Work to be completed: Only the lines that include "slot" should be copied from the data below.

Information provided:
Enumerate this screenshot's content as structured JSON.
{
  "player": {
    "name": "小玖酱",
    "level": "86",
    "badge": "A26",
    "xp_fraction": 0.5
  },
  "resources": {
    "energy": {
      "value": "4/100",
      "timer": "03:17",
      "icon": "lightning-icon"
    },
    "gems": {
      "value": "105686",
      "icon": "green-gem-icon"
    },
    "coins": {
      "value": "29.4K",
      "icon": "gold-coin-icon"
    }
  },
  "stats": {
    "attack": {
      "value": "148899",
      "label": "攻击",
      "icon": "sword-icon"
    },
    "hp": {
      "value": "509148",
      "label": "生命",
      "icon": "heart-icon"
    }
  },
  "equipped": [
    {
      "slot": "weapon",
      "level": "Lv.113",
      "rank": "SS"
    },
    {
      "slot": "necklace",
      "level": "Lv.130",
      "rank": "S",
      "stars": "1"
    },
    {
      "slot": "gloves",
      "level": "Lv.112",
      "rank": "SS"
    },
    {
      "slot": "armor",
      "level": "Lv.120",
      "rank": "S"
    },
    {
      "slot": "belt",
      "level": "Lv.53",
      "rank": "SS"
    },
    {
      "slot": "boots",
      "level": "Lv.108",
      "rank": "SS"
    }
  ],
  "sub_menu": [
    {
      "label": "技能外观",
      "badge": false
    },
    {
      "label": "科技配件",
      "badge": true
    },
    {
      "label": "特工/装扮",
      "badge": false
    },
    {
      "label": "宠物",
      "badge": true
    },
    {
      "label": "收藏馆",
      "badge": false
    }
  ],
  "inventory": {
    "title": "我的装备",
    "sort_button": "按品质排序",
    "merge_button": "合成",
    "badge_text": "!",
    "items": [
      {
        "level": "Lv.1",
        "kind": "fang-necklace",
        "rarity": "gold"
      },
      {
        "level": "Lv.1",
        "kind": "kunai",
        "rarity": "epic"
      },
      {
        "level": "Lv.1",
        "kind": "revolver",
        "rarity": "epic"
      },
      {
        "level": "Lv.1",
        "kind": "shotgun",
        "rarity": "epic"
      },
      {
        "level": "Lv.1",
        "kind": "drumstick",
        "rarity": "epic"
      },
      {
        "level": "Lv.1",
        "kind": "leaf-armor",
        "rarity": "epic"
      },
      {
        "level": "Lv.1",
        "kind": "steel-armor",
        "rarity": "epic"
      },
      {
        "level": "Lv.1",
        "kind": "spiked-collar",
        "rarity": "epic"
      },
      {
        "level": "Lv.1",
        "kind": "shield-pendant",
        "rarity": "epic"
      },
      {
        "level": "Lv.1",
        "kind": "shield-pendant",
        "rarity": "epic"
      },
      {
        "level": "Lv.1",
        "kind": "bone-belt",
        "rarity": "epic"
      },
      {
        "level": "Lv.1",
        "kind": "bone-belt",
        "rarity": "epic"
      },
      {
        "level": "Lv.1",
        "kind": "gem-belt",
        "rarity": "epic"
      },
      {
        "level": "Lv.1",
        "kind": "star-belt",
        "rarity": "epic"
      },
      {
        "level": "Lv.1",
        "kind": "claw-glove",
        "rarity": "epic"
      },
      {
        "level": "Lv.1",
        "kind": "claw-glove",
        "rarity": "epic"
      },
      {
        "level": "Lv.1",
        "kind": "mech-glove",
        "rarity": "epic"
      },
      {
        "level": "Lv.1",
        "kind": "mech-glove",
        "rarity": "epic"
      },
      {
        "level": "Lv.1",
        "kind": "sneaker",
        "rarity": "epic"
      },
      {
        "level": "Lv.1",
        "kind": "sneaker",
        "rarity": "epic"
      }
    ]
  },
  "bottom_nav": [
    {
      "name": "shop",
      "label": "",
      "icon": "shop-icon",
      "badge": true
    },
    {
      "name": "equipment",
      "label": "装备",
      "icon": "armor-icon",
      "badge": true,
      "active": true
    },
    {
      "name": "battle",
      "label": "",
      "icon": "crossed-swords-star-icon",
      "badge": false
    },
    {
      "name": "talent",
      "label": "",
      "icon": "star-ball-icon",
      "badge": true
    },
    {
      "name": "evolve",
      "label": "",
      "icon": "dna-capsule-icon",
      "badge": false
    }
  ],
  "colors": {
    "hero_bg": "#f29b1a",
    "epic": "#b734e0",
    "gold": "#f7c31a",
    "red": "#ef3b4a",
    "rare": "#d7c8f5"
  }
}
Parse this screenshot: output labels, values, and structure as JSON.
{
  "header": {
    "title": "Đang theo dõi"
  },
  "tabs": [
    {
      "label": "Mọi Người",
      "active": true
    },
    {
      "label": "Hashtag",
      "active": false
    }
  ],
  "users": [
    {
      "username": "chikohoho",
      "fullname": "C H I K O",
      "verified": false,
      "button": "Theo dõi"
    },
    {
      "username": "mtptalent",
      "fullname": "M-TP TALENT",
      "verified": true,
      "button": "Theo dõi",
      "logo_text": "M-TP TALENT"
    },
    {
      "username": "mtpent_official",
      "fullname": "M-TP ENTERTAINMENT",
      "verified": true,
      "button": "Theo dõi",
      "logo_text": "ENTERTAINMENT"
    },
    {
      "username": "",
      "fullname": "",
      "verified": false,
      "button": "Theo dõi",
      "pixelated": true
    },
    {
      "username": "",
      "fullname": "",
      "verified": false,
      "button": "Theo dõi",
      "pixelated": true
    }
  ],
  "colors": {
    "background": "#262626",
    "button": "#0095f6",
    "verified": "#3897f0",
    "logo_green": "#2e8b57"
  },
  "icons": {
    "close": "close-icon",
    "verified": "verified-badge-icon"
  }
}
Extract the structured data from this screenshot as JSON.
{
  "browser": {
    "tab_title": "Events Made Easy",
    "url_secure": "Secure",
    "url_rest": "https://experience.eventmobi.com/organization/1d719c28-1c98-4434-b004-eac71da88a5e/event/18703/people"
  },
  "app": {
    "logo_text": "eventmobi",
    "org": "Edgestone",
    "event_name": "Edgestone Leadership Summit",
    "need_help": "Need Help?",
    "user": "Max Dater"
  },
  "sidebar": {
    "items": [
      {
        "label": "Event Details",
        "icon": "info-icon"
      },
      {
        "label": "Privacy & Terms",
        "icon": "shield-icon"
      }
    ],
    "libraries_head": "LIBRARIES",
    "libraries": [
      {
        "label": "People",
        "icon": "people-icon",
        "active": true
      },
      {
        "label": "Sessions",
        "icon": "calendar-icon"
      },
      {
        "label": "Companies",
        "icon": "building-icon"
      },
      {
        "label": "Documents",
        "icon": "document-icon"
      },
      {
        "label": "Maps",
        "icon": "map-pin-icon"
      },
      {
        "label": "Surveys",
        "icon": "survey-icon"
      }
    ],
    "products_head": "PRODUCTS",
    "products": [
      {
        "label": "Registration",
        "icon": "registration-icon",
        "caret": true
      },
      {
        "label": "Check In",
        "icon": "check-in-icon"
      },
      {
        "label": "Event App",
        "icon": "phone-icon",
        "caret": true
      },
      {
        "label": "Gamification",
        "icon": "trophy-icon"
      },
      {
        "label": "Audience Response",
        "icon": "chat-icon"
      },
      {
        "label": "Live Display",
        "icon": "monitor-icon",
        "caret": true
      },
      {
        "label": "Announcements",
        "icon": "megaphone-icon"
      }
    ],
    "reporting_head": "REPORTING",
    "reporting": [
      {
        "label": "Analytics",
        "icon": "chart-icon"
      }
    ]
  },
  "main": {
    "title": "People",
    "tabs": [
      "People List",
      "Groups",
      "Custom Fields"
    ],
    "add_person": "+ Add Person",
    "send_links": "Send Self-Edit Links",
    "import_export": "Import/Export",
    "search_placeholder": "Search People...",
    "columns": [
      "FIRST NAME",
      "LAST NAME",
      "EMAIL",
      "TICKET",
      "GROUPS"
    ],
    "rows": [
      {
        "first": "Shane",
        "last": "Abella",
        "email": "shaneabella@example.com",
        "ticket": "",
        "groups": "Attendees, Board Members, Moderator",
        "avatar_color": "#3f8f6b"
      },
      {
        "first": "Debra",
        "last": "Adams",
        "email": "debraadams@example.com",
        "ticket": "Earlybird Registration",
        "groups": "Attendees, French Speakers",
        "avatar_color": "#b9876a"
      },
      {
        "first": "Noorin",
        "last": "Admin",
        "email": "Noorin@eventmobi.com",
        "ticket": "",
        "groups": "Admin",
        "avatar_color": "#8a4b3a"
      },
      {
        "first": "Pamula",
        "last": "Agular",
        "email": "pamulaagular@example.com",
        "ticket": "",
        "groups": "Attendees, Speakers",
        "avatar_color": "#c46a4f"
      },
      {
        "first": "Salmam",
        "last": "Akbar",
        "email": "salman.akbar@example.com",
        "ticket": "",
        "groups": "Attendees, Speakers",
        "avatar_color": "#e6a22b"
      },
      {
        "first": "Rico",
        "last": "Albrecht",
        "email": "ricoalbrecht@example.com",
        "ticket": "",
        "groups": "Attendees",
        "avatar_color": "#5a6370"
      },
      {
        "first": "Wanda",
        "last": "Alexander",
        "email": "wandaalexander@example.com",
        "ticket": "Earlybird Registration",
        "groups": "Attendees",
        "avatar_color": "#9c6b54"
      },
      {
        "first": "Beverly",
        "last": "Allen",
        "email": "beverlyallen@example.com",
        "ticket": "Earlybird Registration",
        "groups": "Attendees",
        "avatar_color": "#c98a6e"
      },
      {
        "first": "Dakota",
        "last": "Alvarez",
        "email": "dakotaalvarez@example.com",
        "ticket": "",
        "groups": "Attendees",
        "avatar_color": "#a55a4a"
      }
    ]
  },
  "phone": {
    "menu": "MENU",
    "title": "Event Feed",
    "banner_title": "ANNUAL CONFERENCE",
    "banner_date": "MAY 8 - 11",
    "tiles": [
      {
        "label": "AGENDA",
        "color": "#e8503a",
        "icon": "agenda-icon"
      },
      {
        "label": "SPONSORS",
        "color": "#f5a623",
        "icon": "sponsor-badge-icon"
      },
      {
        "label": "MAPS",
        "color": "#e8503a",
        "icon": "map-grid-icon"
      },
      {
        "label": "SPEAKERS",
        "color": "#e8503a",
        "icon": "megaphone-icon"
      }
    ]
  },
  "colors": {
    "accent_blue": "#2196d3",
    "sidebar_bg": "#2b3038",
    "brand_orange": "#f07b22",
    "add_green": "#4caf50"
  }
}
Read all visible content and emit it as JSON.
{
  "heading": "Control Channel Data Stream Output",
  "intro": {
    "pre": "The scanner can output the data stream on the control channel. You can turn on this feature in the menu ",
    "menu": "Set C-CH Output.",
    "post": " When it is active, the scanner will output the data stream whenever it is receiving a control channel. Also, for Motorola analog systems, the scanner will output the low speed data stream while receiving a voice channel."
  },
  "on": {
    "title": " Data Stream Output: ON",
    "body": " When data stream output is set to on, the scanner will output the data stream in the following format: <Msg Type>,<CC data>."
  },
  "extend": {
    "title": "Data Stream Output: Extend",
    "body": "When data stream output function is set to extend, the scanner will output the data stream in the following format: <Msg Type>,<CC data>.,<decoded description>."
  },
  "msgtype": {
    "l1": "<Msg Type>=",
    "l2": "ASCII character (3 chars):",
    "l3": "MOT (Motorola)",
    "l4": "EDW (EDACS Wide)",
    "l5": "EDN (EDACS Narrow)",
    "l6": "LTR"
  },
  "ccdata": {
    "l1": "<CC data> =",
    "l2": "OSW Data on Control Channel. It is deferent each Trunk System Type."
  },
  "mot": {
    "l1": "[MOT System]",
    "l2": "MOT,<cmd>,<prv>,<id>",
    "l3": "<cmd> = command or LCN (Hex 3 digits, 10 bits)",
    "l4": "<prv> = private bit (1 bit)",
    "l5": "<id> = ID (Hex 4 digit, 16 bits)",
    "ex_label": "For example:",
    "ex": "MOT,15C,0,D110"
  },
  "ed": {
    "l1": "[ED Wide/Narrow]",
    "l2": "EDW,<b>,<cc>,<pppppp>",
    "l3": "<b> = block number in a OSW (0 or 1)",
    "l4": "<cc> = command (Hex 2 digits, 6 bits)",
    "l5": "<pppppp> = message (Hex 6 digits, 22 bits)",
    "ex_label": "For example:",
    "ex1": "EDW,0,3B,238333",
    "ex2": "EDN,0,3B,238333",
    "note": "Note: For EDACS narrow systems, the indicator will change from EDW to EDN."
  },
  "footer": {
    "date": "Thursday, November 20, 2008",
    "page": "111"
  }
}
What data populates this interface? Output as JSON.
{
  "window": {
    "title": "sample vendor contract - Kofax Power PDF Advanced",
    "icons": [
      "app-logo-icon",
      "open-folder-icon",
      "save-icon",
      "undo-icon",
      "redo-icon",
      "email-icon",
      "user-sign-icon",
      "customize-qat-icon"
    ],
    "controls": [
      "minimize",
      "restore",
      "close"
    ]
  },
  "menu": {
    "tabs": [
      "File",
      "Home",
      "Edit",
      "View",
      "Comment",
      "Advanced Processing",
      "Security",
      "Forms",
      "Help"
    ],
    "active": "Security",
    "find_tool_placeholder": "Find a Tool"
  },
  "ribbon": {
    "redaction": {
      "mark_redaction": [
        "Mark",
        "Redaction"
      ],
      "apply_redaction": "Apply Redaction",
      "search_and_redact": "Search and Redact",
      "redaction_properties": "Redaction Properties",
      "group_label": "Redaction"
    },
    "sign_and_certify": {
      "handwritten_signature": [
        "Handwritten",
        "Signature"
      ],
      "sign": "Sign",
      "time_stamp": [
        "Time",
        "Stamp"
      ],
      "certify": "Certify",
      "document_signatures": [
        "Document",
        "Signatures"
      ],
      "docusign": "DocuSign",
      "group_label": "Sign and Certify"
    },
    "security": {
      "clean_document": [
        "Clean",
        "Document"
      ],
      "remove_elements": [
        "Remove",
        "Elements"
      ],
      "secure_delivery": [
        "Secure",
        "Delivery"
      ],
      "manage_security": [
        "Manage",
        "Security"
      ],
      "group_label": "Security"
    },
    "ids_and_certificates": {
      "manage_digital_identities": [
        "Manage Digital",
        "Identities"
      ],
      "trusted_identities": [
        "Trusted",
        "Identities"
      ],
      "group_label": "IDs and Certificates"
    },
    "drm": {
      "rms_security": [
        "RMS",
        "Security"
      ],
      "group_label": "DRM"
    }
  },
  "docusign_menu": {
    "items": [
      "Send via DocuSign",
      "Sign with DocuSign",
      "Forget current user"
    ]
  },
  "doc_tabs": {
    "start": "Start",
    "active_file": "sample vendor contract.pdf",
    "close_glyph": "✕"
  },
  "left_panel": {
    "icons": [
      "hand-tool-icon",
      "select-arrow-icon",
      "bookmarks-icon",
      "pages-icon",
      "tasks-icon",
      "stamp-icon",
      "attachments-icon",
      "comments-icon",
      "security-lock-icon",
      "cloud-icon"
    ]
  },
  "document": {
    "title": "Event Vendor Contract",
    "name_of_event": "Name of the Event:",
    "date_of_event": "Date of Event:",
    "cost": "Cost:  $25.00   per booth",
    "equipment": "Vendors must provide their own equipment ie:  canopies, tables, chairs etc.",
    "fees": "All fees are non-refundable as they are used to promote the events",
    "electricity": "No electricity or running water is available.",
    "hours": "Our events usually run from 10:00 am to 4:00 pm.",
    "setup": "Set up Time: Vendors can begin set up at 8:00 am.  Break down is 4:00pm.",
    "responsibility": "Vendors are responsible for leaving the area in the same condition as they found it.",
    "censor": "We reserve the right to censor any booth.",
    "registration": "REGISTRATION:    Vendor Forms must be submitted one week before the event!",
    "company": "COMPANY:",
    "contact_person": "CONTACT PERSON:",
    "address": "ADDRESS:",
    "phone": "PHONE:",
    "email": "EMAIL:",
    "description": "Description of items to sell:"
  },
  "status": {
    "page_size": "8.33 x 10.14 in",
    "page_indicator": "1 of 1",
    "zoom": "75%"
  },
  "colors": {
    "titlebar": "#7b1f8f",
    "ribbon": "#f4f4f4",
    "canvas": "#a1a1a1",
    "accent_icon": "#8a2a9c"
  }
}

Problem solution:
      "slot": "weapon",
      "slot": "necklace",
      "slot": "gloves",
      "slot": "armor",
      "slot": "belt",
      "slot": "boots",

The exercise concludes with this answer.